Two planets, both alike in dignity,
In fair Drashani, where we lay our scene,
From ancient grudge break to new mutiny,
Where civil blood makes civil hands unclean.
John Dorney’s latest Big Finish adventure – the first of a trilogy featuring the Fifth, Sixth and Seventh Doctors – is, at least initially, reminiscent of Romeo and Juliet.
Travelling alone, having temporarily left his companions Tegan and Nyssa behind in Amsterdam after the events of Arc of Infinity, the Doctor finds himself on a spaceship in the midst of the Drashani Empire; a galaxy-spanning civilisation caught up in a long and bloody civil war. Two noble houses, Gadarel and Sorsha, are fighting for the imperial throne, vacant for decades since the death of the mad Emperor. The wedding of star-crossed lovers Prince Kylo of Sorsha and the Gadarel Princess Aliona is intended to finally bring peace to the Empire, but behind the scenes, fanatics are plotting a very different outcome.

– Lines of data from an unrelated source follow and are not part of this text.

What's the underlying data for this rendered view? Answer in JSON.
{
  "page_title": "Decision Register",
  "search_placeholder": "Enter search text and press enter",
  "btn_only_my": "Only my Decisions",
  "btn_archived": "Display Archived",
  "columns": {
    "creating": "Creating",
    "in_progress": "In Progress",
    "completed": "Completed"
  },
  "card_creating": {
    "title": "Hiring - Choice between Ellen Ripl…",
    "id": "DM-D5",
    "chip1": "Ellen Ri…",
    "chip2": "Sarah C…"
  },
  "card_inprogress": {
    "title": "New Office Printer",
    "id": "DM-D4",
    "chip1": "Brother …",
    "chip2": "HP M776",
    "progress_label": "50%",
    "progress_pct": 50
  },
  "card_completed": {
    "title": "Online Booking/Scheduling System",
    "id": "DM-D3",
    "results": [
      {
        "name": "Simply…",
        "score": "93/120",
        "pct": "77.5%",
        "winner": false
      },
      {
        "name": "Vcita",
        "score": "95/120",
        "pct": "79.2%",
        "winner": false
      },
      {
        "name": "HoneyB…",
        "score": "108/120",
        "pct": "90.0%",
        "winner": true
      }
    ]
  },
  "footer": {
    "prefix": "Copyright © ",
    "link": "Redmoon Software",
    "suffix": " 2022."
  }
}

The Doctor’s arrival coincides with a sudden escalation of hostilities. Aliona’s wedding-barge has crashed on Sharnax, a remote and swampy planetoid and a rescue mission is underway. Unfortunately events aboard the rescue ship, where the TARDIS has landed, quickly degenerate, and the story becomes less Shakespeare, more Drashigs on a Plane – and that’s just the first episode!

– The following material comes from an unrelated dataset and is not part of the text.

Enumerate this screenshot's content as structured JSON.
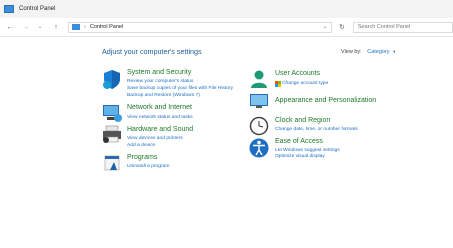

Observations: Despite its simple premise, The Burning Prince is a rich and engaging story, featuring a judicious balance of political intrigue, personal drama and thrilling action sequences. A genetically engineered slave race running amok and the wayward use of psychic powers by a key character further enliven the narrative.

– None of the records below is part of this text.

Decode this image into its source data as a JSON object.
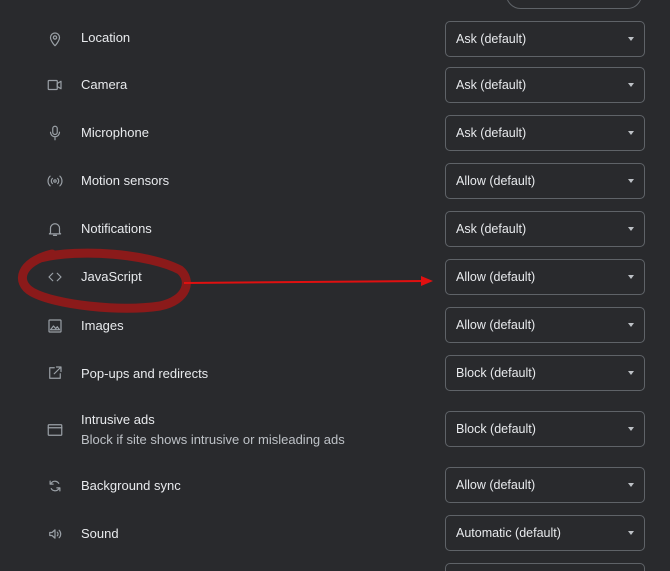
{
  "rows": [
    {
      "label": "Location",
      "icon": "location-pin-icon",
      "value": "Ask (default)"
    },
    {
      "label": "Camera",
      "icon": "camera-icon",
      "value": "Ask (default)"
    },
    {
      "label": "Microphone",
      "icon": "microphone-icon",
      "value": "Ask (default)"
    },
    {
      "label": "Motion sensors",
      "icon": "motion-sensors-icon",
      "value": "Allow (default)"
    },
    {
      "label": "Notifications",
      "icon": "bell-icon",
      "value": "Ask (default)"
    },
    {
      "label": "JavaScript",
      "icon": "code-icon",
      "value": "Allow (default)"
    },
    {
      "label": "Images",
      "icon": "image-icon",
      "value": "Allow (default)"
    },
    {
      "label": "Pop-ups and redirects",
      "icon": "open-in-new-icon",
      "value": "Block (default)"
    },
    {
      "label": "Intrusive ads",
      "sublabel": "Block if site shows intrusive or misleading ads",
      "icon": "ad-window-icon",
      "value": "Block (default)"
    },
    {
      "label": "Background sync",
      "icon": "sync-icon",
      "value": "Allow (default)"
    },
    {
      "label": "Sound",
      "icon": "speaker-icon",
      "value": "Automatic (default)"
    }
  ],
  "colors": {
    "background": "#292a2d",
    "text": "#e8eaed",
    "icon": "#9aa0a6",
    "select_border": "#5f6368",
    "annotation_circle": "#8b1a1a",
    "annotation_arrow": "#e01010"
  }
}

Dorney’s script is generally excellent; he quickly and efficiently establishes the tone and setting of the story with help from Martin Montague’s evocative sound design and Toby Hrycek-Robinson's dramatic score. The story’s numerous characters are also effectively introduced, including the non-nonsense Captain Shira (Caroline Langrishe); hot-tempered Prince Kylo (George Rainsford); elderly Tuvold (Clive Mantle), Aliona’s uncle and the Gadarel ambassador; conflicted Commander Corwyn (Dominic Rowan); the bigoted spaceship pilot Riga (Caroline Keiff); and solid, dependable trooper Tyron (Tim Treloar).
Not every character is written quite as effectively; Princess Aliona (Kirsty Besterman) comes across as somewhat two dimensional, an impression not helped by Besterman’s occasional overacting. Another minor script flaw is the introduction of a somewhat grating catchphrase, "Empire be praised!" uttered by most of the characters at one point or another during proceedings. It sounds extremely forced when first heard, though as events progress, the phrase takes on a more ominous, ironic tone.
Another flaw is the introduction of the adventure’s new monster. In episode one, a saboteur aboard the rescue ship releases a caged Igris, described somewhat floridly by Ambassador Tuvold as "an eight foot tall bipedal killing machine; a sabre-toothed emissary of death". The presence of such a beast aboard the rescue ship strains credibility, and even after an explanation for its presence is offered, it still seems a trifle unlikely.
The narrative itself is fast-paced and engaging; a judicious mix of action-adventure tropes, the occasional in-joke, and more than a hint of the pessimistic tone of such Fifth Doctor adventures as Warriors of the Deep and Resurrection of the Daleks. Director Ken Bentley keeps a tight lid on the story, and maintains the pace nicely. The action never flags across the four episodes; events swiftly propel the Doctor from one drama to another towards a particularly bleak climax.